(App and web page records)
────────────────────
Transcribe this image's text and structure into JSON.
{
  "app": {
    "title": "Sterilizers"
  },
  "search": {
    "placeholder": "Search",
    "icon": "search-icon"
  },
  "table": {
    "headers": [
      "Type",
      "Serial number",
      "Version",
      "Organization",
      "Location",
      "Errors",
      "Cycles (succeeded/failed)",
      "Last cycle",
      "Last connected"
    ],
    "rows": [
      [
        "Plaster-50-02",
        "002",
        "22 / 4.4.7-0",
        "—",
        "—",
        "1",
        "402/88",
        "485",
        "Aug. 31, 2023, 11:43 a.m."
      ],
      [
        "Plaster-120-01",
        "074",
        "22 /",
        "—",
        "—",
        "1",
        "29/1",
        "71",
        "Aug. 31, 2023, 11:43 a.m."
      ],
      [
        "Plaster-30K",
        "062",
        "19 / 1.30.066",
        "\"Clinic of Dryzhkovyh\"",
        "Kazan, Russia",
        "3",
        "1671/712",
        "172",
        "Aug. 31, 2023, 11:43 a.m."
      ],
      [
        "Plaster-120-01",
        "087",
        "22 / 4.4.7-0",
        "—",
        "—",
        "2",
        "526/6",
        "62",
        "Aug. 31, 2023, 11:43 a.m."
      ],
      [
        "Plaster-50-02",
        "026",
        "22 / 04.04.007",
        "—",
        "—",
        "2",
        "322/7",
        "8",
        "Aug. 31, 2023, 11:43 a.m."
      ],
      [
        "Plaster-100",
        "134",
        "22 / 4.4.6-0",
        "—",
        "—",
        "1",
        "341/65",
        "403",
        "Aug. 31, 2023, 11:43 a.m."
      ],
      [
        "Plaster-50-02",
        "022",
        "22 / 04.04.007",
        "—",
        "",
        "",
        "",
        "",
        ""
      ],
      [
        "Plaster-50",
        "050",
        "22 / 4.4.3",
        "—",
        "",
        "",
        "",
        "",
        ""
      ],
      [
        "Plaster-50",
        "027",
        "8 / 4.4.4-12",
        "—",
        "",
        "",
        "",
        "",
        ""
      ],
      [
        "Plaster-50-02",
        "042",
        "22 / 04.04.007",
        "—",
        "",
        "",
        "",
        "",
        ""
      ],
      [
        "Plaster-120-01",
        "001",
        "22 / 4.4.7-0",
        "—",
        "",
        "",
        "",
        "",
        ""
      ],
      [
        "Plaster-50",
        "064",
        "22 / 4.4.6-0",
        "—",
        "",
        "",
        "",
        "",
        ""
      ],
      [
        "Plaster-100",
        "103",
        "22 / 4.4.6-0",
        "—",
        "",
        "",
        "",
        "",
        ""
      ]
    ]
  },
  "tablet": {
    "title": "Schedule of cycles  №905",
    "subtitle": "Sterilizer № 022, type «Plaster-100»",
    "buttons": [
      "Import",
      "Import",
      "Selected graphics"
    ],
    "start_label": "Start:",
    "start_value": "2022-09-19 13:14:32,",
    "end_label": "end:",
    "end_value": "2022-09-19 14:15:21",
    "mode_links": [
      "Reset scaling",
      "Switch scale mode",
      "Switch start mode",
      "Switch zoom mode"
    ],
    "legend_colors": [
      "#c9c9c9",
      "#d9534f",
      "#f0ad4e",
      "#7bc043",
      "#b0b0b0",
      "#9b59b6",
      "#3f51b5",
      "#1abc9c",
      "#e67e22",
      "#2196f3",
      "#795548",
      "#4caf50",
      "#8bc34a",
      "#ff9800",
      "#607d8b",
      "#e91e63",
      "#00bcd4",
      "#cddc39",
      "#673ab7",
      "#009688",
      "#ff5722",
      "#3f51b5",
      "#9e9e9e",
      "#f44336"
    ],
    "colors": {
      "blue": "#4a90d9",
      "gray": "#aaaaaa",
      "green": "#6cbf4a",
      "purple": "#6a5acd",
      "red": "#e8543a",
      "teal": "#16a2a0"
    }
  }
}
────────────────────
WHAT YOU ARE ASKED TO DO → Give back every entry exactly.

SOLUTION TO THE PROBLEM →
Transcribe this image's text and structure into JSON.
{
  "app": {
    "title": "Sterilizers"
  },
  "search": {
    "placeholder": "Search",
    "icon": "search-icon"
  },
  "table": {
    "headers": [
      "Type",
      "Serial number",
      "Version",
      "Organization",
      "Location",
      "Errors",
      "Cycles (succeeded/failed)",
      "Last cycle",
      "Last connected"
    ],
    "rows": [
      [
        "Plaster-50-02",
        "002",
        "22 / 4.4.7-0",
        "—",
        "—",
        "1",
        "402/88",
        "485",
        "Aug. 31, 2023, 11:43 a.m."
      ],
      [
        "Plaster-120-01",
        "074",
        "22 /",
        "—",
        "—",
        "1",
        "29/1",
        "71",
        "Aug. 31, 2023, 11:43 a.m."
      ],
      [
        "Plaster-30K",
        "062",
        "19 / 1.30.066",
        "\"Clinic of Dryzhkovyh\"",
        "Kazan, Russia",
        "3",
        "1671/712",
        "172",
        "Aug. 31, 2023, 11:43 a.m."
      ],
      [
        "Plaster-120-01",
        "087",
        "22 / 4.4.7-0",
        "—",
        "—",
        "2",
        "526/6",
        "62",
        "Aug. 31, 2023, 11:43 a.m."
      ],
      [
        "Plaster-50-02",
        "026",
        "22 / 04.04.007",
        "—",
        "—",
        "2",
        "322/7",
        "8",
        "Aug. 31, 2023, 11:43 a.m."
      ],
      [
        "Plaster-100",
        "134",
        "22 / 4.4.6-0",
        "—",
        "—",
        "1",
        "341/65",
        "403",
        "Aug. 31, 2023, 11:43 a.m."
      ],
      [
        "Plaster-50-02",
        "022",
        "22 / 04.04.007",
        "—",
        "",
        "",
        "",
        "",
        ""
      ],
      [
        "Plaster-50",
        "050",
        "22 / 4.4.3",
        "—",
        "",
        "",
        "",
        "",
        ""
      ],
      [
        "Plaster-50",
        "027",
        "8 / 4.4.4-12",
        "—",
        "",
        "",
        "",
        "",
        ""
      ],
      [
        "Plaster-50-02",
        "042",
        "22 / 04.04.007",
        "—",
        "",
        "",
        "",
        "",
        ""
      ],
      [
        "Plaster-120-01",
        "001",
        "22 / 4.4.7-0",
        "—",
        "",
        "",
        "",
        "",
        ""
      ],
      [
        "Plaster-50",
        "064",
        "22 / 4.4.6-0",
        "—",
        "",
        "",
        "",
        "",
        ""
      ],
      [
        "Plaster-100",
        "103",
        "22 / 4.4.6-0",
        "—",
        "",
        "",
        "",
        "",
        ""
      ]
    ]
  },
  "tablet": {
    "title": "Schedule of cycles  №905",
    "subtitle": "Sterilizer № 022, type «Plaster-100»",
    "buttons": [
      "Import",
      "Import",
      "Selected graphics"
    ],
    "start_label": "Start:",
    "start_value": "2022-09-19 13:14:32,",
    "end_label": "end:",
    "end_value": "2022-09-19 14:15:21",
    "mode_links": [
      "Reset scaling",
      "Switch scale mode",
      "Switch start mode",
      "Switch zoom mode"
    ],
    "legend_colors": [
      "#c9c9c9",
      "#d9534f",
      "#f0ad4e",
      "#7bc043",
      "#b0b0b0",
      "#9b59b6",
      "#3f51b5",
      "#1abc9c",
      "#e67e22",
      "#2196f3",
      "#795548",
      "#4caf50",
      "#8bc34a",
      "#ff9800",
      "#607d8b",
      "#e91e63",
      "#00bcd4",
      "#cddc39",
      "#673ab7",
      "#009688",
      "#ff5722",
      "#3f51b5",
      "#9e9e9e",
      "#f44336"
    ],
    "colors": {
      "blue": "#4a90d9",
      "gray": "#aaaaaa",
      "green": "#6cbf4a",
      "purple": "#6a5acd",
      "red": "#e8543a",
      "teal": "#16a2a0"
    }
  }
}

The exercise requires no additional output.